– Investors providing convertible bridge loans with an agreed-upon conversion discount triggered by a subsequent equity investment, which provides initial capital to the target business and also provides the investor with more time to conduct diligence and determine the appropriate equity valuation.

The memo also addresses the possible use of earnouts, noting that while they are often complex and frequently end up in litigation, the can be a useful tool in an economic downturn. In addition, it discusses the possible use of toe-hold and other minority investments, which – if properly structured – can allow a company to obtain needed capital without a full exit at a depressed valuation, and also provide a path to control for the investor.

John Jenkins

April 3, 2020

Cross-Border: EU Looks to Protect Suppliers of Essential Products

European regulators are becoming increasingly concerned about attempts by non-EU buyers to obtain control over suppliers of essential products – and healthcare products in particular. This Cleary Gottlieb memo says that the European Commission is urging member states to use existing foreign direct investment rules & introduce robust screening mechanisms where they don’t currently exist, in order to protect “critical health infrastructure, supply of critical inputs, and other critical sectors.”  This excerpt summarizes the EC’s message:

The EC’s communication notes that the COVID-19 pandemic could give rise to “an increased risk of attempts to acquire healthcare capacities (for example for the productions of medical or protective equipment) or related industries such as research establishments (for instance developing vaccines) via foreign direct investment.” It further states that “vigilance is required to ensure that any such FDI does not have a harmful impact on the EU’s capacity to cover the health needs of its citizens.”
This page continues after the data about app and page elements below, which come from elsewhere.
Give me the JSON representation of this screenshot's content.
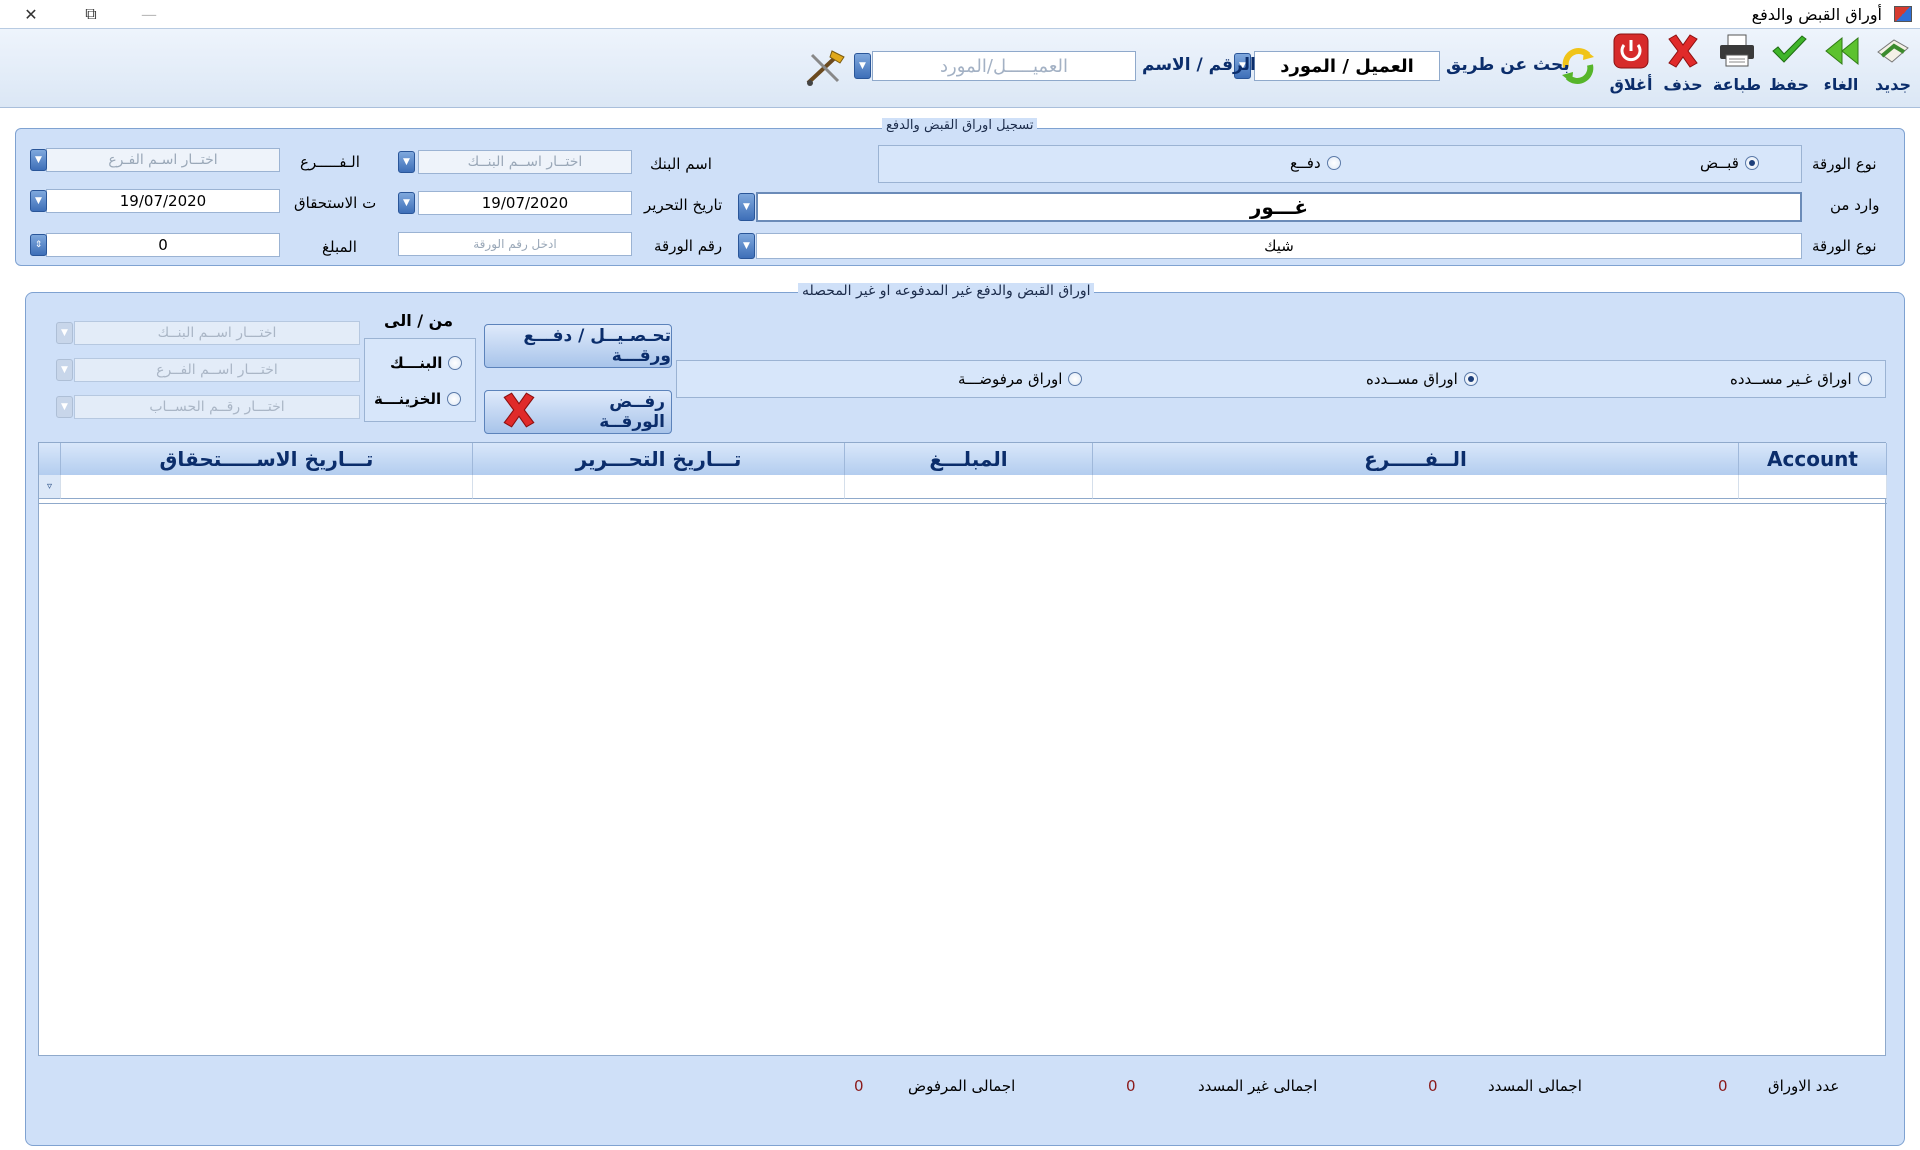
{
  "window": {
    "title": "أوراق القبض والدفع",
    "minimize": "—",
    "maximize": "⧉",
    "close": "✕"
  },
  "toolbar": {
    "new": "جديد",
    "cancel": "الغاء",
    "save": "حفظ",
    "print": "طباعة",
    "delete": "حذف",
    "close": "أغلاق",
    "search_by_label": "بحث عن طريق",
    "search_by_value": "العميل / المورد",
    "number_name_label": "الرقم / الاسم",
    "customer_supplier_placeholder": "العميـــــل/المورد"
  },
  "icons": {
    "new": "new-doc-icon",
    "cancel": "back-arrows-icon",
    "save": "checkmark-icon",
    "print": "printer-icon",
    "delete": "red-x-icon",
    "close": "power-icon",
    "refresh": "refresh-icon",
    "tools": "tools-icon"
  },
  "register": {
    "group_title": "تسجيل اوراق القبض والدفع",
    "paper_type_label": "نوع الورقة",
    "receipt_label": "قبــض",
    "payment_label": "دفــع",
    "receipt_selected": true,
    "received_from_label": "وارد من",
    "received_from_value": "غـــور",
    "paper_kind_label": "نوع الورقة",
    "paper_kind_value": "شيك",
    "bank_name_label": "اسم البنك",
    "bank_name_placeholder": "اختــار اســم البنــك",
    "write_date_label": "تاريخ التحرير",
    "write_date_value": "19/07/2020",
    "paper_number_label": "رقم الورقة",
    "paper_number_placeholder": "ادخل رقم الورقة",
    "branch_label": "الـفـــــرع",
    "branch_placeholder": "اختــار اسـم الفـرع",
    "due_date_label": "ت الاستحقاق",
    "due_date_value": "19/07/2020",
    "amount_label": "المبلغ",
    "amount_value": "0"
  },
  "unpaid": {
    "group_title": "اوراق القبض والدفع غير المدفوعه او غير المحصله",
    "filter_unpaid": "اوراق غـير مســدده",
    "filter_paid": "اوراق مســدده",
    "filter_rejected": "اوراق مرفوضـــة",
    "selected_filter": "paid",
    "collect_button": "تحـصـيــل / دفـــع ورقـــة",
    "reject_button": "رفــض الورقــة",
    "from_to_label": "من / الى",
    "bank_option": "البنـــك",
    "treasury_option": "الخزينـــة",
    "bank_select_placeholder": "اختـــار اســم البنــك",
    "branch_select_placeholder": "اختـــار اســم الفــرع",
    "account_select_placeholder": "اختـــار رقــم الحســاب"
  },
  "grid": {
    "columns": [
      "Account",
      "الــفـــــرع",
      "المبلـــغ",
      "تـــاريخ التحـــرير",
      "تـــاريخ الاســـــتحقاق"
    ]
  },
  "totals": {
    "count_label": "عدد الاوراق",
    "count_value": "0",
    "paid_label": "اجمالى المسدد",
    "paid_value": "0",
    "unpaid_label": "اجمالى غير المسدد",
    "unpaid_value": "0",
    "rejected_label": "اجمالى المرفوض",
    "rejected_value": "0"
  }
}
Because “acquisitions of healthcare-related assets would have an impact on the European Union as a whole,” the communication urges Member States that do not have screening mechanisms, and have not yet implemented the FDI Screening Regulation, “to set up a full-fledged screening system and in the meantime to use all other available options to address cases where the acquisition or control of a particular business, infrastructure or technology would create a risk to security or public order in the EU, including a risk to critical health infrastructures and supply of critical inputs.”

The memo also provides some details on the EU’s new FDI Screening Regulation, which will go into effect in October 2020.  The EC’s communication to member states particular emphasis to the possibility of post-closing enforcement actions under a mechanism introduced by the FDI Screening Regulation.

John Jenkins